▶ Instructions for the task
Write out each entry, exactly the way it appears.
BEGIN Input records
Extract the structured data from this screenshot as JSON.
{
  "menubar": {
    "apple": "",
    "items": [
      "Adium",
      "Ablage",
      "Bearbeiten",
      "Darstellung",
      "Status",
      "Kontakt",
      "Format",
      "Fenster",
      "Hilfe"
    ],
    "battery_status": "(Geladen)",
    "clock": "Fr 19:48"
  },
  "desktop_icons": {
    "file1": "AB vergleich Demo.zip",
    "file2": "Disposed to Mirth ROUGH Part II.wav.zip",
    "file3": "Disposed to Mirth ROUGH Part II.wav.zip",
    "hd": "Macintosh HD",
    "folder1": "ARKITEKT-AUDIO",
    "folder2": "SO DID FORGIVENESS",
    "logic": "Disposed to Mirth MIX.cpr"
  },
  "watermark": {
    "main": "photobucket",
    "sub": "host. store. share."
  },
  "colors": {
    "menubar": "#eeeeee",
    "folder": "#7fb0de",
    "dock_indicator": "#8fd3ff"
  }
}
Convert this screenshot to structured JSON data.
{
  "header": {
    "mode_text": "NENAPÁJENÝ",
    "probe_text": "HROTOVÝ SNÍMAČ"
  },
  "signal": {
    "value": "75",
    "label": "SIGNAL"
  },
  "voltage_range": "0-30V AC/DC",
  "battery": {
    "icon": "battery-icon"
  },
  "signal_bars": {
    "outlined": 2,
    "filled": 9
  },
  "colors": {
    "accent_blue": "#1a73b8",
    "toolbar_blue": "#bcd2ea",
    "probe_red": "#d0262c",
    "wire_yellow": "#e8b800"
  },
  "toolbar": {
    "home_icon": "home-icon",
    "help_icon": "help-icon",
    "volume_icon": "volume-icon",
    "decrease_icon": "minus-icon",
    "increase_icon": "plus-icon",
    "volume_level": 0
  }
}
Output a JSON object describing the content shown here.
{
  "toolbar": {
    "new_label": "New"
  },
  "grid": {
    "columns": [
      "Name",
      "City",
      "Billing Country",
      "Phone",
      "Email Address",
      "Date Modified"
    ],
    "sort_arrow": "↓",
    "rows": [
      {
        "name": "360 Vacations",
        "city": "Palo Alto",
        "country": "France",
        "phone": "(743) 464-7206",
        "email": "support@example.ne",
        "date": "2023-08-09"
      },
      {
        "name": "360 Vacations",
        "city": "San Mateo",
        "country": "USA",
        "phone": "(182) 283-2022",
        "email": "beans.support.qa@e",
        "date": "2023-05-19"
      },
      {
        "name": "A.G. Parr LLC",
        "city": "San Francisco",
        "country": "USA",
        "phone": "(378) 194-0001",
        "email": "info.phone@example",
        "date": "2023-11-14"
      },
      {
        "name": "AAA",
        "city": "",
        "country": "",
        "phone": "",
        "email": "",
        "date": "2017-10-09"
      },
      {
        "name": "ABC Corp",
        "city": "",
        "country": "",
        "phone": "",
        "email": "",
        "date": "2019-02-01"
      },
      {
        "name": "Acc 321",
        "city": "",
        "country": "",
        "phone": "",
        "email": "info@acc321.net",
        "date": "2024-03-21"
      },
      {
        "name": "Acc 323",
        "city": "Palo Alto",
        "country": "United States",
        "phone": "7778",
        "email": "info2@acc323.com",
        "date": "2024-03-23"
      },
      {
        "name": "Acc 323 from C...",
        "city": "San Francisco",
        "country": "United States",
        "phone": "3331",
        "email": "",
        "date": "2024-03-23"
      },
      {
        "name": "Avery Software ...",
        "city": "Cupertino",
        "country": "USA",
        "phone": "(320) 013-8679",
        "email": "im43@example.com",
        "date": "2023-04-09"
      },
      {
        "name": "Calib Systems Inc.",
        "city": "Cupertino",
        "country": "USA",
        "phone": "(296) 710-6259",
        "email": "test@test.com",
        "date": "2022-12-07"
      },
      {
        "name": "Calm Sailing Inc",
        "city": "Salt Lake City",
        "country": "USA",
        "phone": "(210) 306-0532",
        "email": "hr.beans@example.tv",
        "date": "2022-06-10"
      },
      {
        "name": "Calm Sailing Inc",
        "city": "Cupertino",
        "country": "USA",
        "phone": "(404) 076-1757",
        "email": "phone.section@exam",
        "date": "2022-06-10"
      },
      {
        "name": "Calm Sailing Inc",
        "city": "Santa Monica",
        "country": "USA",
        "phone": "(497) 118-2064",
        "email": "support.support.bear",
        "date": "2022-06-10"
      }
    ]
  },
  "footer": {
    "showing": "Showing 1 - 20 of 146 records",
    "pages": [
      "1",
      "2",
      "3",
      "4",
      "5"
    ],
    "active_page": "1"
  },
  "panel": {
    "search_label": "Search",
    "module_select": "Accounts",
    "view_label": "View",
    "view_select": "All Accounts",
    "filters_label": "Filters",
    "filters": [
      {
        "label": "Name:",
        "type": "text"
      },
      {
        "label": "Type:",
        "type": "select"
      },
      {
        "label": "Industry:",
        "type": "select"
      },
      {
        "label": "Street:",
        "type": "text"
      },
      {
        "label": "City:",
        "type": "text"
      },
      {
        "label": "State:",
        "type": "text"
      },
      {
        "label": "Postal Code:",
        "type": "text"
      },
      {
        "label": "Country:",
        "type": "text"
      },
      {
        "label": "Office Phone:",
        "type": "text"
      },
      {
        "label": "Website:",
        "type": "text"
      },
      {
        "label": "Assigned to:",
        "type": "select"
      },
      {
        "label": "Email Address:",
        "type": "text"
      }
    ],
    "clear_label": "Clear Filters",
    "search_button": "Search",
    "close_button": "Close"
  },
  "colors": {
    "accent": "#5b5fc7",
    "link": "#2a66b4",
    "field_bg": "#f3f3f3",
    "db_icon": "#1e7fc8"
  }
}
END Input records
▶ Response
Extract the structured data from this screenshot as JSON.
{
  "menubar": {
    "apple": "",
    "items": [
      "Adium",
      "Ablage",
      "Bearbeiten",
      "Darstellung",
      "Status",
      "Kontakt",
      "Format",
      "Fenster",
      "Hilfe"
    ],
    "battery_status": "(Geladen)",
    "clock": "Fr 19:48"
  },
  "desktop_icons": {
    "file1": "AB vergleich Demo.zip",
    "file2": "Disposed to Mirth ROUGH Part II.wav.zip",
    "file3": "Disposed to Mirth ROUGH Part II.wav.zip",
    "hd": "Macintosh HD",
    "folder1": "ARKITEKT-AUDIO",
    "folder2": "SO DID FORGIVENESS",
    "logic": "Disposed to Mirth MIX.cpr"
  },
  "watermark": {
    "main": "photobucket",
    "sub": "host. store. share."
  },
  "colors": {
    "menubar": "#eeeeee",
    "folder": "#7fb0de",
    "dock_indicator": "#8fd3ff"
  }
}
Convert this screenshot to structured JSON data.
{
  "header": {
    "mode_text": "NENAPÁJENÝ",
    "probe_text": "HROTOVÝ SNÍMAČ"
  },
  "signal": {
    "value": "75",
    "label": "SIGNAL"
  },
  "voltage_range": "0-30V AC/DC",
  "battery": {
    "icon": "battery-icon"
  },
  "signal_bars": {
    "outlined": 2,
    "filled": 9
  },
  "colors": {
    "accent_blue": "#1a73b8",
    "toolbar_blue": "#bcd2ea",
    "probe_red": "#d0262c",
    "wire_yellow": "#e8b800"
  },
  "toolbar": {
    "home_icon": "home-icon",
    "help_icon": "help-icon",
    "volume_icon": "volume-icon",
    "decrease_icon": "minus-icon",
    "increase_icon": "plus-icon",
    "volume_level": 0
  }
}
Output a JSON object describing the content shown here.
{
  "toolbar": {
    "new_label": "New"
  },
  "grid": {
    "columns": [
      "Name",
      "City",
      "Billing Country",
      "Phone",
      "Email Address",
      "Date Modified"
    ],
    "sort_arrow": "↓",
    "rows": [
      {
        "name": "360 Vacations",
        "city": "Palo Alto",
        "country": "France",
        "phone": "(743) 464-7206",
        "email": "support@example.ne",
        "date": "2023-08-09"
      },
      {
        "name": "360 Vacations",
        "city": "San Mateo",
        "country": "USA",
        "phone": "(182) 283-2022",
        "email": "beans.support.qa@e",
        "date": "2023-05-19"
      },
      {
        "name": "A.G. Parr LLC",
        "city": "San Francisco",
        "country": "USA",
        "phone": "(378) 194-0001",
        "email": "info.phone@example",
        "date": "2023-11-14"
      },
      {
        "name": "AAA",
        "city": "",
        "country": "",
        "phone": "",
        "email": "",
        "date": "2017-10-09"
      },
      {
        "name": "ABC Corp",
        "city": "",
        "country": "",
        "phone": "",
        "email": "",
        "date": "2019-02-01"
      },
      {
        "name": "Acc 321",
        "city": "",
        "country": "",
        "phone": "",
        "email": "info@acc321.net",
        "date": "2024-03-21"
      },
      {
        "name": "Acc 323",
        "city": "Palo Alto",
        "country": "United States",
        "phone": "7778",
        "email": "info2@acc323.com",
        "date": "2024-03-23"
      },
      {
        "name": "Acc 323 from C...",
        "city": "San Francisco",
        "country": "United States",
        "phone": "3331",
        "email": "",
        "date": "2024-03-23"
      },
      {
        "name": "Avery Software ...",
        "city": "Cupertino",
        "country": "USA",
        "phone": "(320) 013-8679",
        "email": "im43@example.com",
        "date": "2023-04-09"
      },
      {
        "name": "Calib Systems Inc.",
        "city": "Cupertino",
        "country": "USA",
        "phone": "(296) 710-6259",
        "email": "test@test.com",
        "date": "2022-12-07"
      },
      {
        "name": "Calm Sailing Inc",
        "city": "Salt Lake City",
        "country": "USA",
        "phone": "(210) 306-0532",
        "email": "hr.beans@example.tv",
        "date": "2022-06-10"
      },
      {
        "name": "Calm Sailing Inc",
        "city": "Cupertino",
        "country": "USA",
        "phone": "(404) 076-1757",
        "email": "phone.section@exam",
        "date": "2022-06-10"
      },
      {
        "name": "Calm Sailing Inc",
        "city": "Santa Monica",
        "country": "USA",
        "phone": "(497) 118-2064",
        "email": "support.support.bear",
        "date": "2022-06-10"
      }
    ]
  },
  "footer": {
    "showing": "Showing 1 - 20 of 146 records",
    "pages": [
      "1",
      "2",
      "3",
      "4",
      "5"
    ],
    "active_page": "1"
  },
  "panel": {
    "search_label": "Search",
    "module_select": "Accounts",
    "view_label": "View",
    "view_select": "All Accounts",
    "filters_label": "Filters",
    "filters": [
      {
        "label": "Name:",
        "type": "text"
      },
      {
        "label": "Type:",
        "type": "select"
      },
      {
        "label": "Industry:",
        "type": "select"
      },
      {
        "label": "Street:",
        "type": "text"
      },
      {
        "label": "City:",
        "type": "text"
      },
      {
        "label": "State:",
        "type": "text"
      },
      {
        "label": "Postal Code:",
        "type": "text"
      },
      {
        "label": "Country:",
        "type": "text"
      },
      {
        "label": "Office Phone:",
        "type": "text"
      },
      {
        "label": "Website:",
        "type": "text"
      },
      {
        "label": "Assigned to:",
        "type": "select"
      },
      {
        "label": "Email Address:",
        "type": "text"
      }
    ],
    "clear_label": "Clear Filters",
    "search_button": "Search",
    "close_button": "Close"
  },
  "colors": {
    "accent": "#5b5fc7",
    "link": "#2a66b4",
    "field_bg": "#f3f3f3",
    "db_icon": "#1e7fc8"
  }
}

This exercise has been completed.